PROVIDED MATERIAL>
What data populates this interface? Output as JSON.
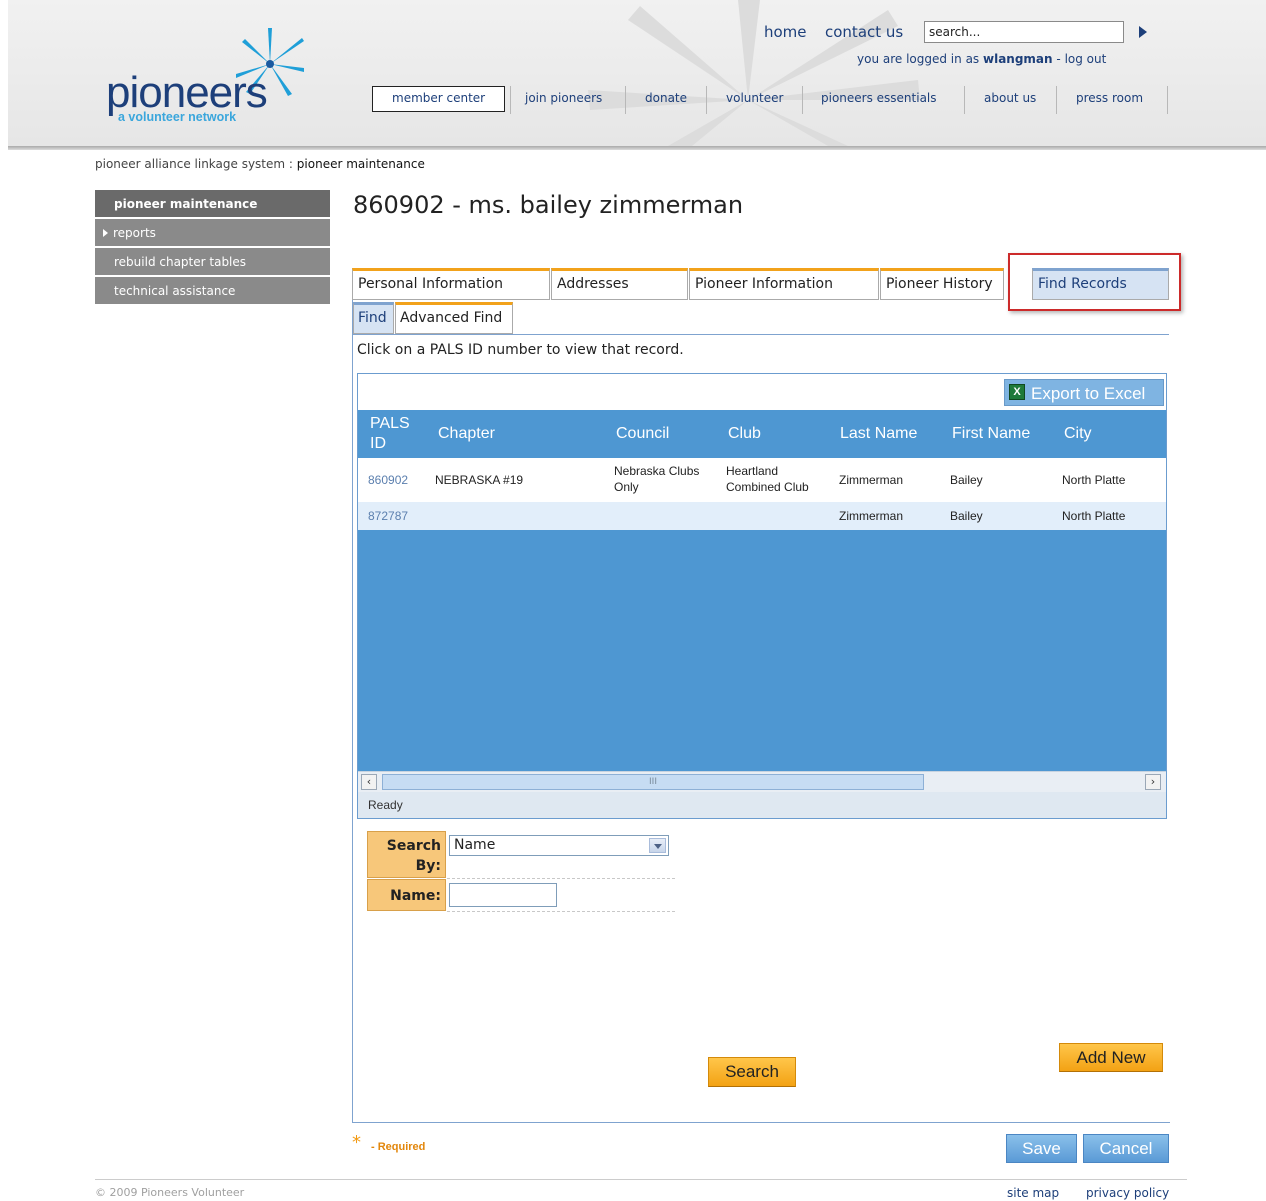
{
  "header": {
    "logo": "pioneers",
    "logo_tagline": "a volunteer network",
    "top_links": {
      "home": "home",
      "contact_us": "contact us"
    },
    "search_value": "search...",
    "login_prefix": "you are logged in as",
    "username": "wlangman",
    "login_separator": "-",
    "logout": "log out",
    "nav": [
      {
        "label": "member center"
      },
      {
        "label": "join pioneers"
      },
      {
        "label": "donate"
      },
      {
        "label": "volunteer"
      },
      {
        "label": "pioneers essentials"
      },
      {
        "label": "about us"
      },
      {
        "label": "press room"
      }
    ]
  },
  "breadcrumb": {
    "root": "pioneer alliance linkage system",
    "separator": ":",
    "current": "pioneer maintenance"
  },
  "sidebar": {
    "items": [
      {
        "label": "pioneer maintenance"
      },
      {
        "label": "reports"
      },
      {
        "label": "rebuild chapter tables"
      },
      {
        "label": "technical assistance"
      }
    ]
  },
  "page": {
    "title": "860902 - ms. bailey zimmerman"
  },
  "tabs": [
    {
      "label": "Personal Information"
    },
    {
      "label": "Addresses"
    },
    {
      "label": "Pioneer Information"
    },
    {
      "label": "Pioneer History"
    },
    {
      "label": "Find Records"
    }
  ],
  "subtabs": [
    {
      "label": "Find"
    },
    {
      "label": "Advanced Find"
    }
  ],
  "hint": "Click on a PALS ID number to view that record.",
  "grid": {
    "export_label": "Export to Excel",
    "export_icon": "excel-icon",
    "columns": [
      "PALS ID",
      "Chapter",
      "Council",
      "Club",
      "Last Name",
      "First Name",
      "City"
    ],
    "rows": [
      {
        "pals_id": "860902",
        "chapter": "NEBRASKA #19",
        "council": "Nebraska Clubs Only",
        "club": "Heartland Combined Club",
        "last_name": "Zimmerman",
        "first_name": "Bailey",
        "city": "North Platte"
      },
      {
        "pals_id": "872787",
        "chapter": "",
        "council": "",
        "club": "",
        "last_name": "Zimmerman",
        "first_name": "Bailey",
        "city": "North Platte"
      }
    ],
    "scroll_grip": "III",
    "status": "Ready"
  },
  "search_form": {
    "search_by_label": "Search By:",
    "search_by_value": "Name",
    "name_label": "Name:",
    "name_value": ""
  },
  "buttons": {
    "search": "Search",
    "add_new": "Add New",
    "save": "Save",
    "cancel": "Cancel"
  },
  "required_note": {
    "star": "*",
    "text": "- Required"
  },
  "footer": {
    "copyright": "© 2009 Pioneers Volunteer",
    "links": {
      "site_map": "site map",
      "privacy_policy": "privacy policy"
    }
  }
}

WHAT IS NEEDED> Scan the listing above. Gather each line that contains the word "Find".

OUTPUT OF THE EXERCISE>
      "label": "Find Records"
      "label": "Find"
      "label": "Advanced Find"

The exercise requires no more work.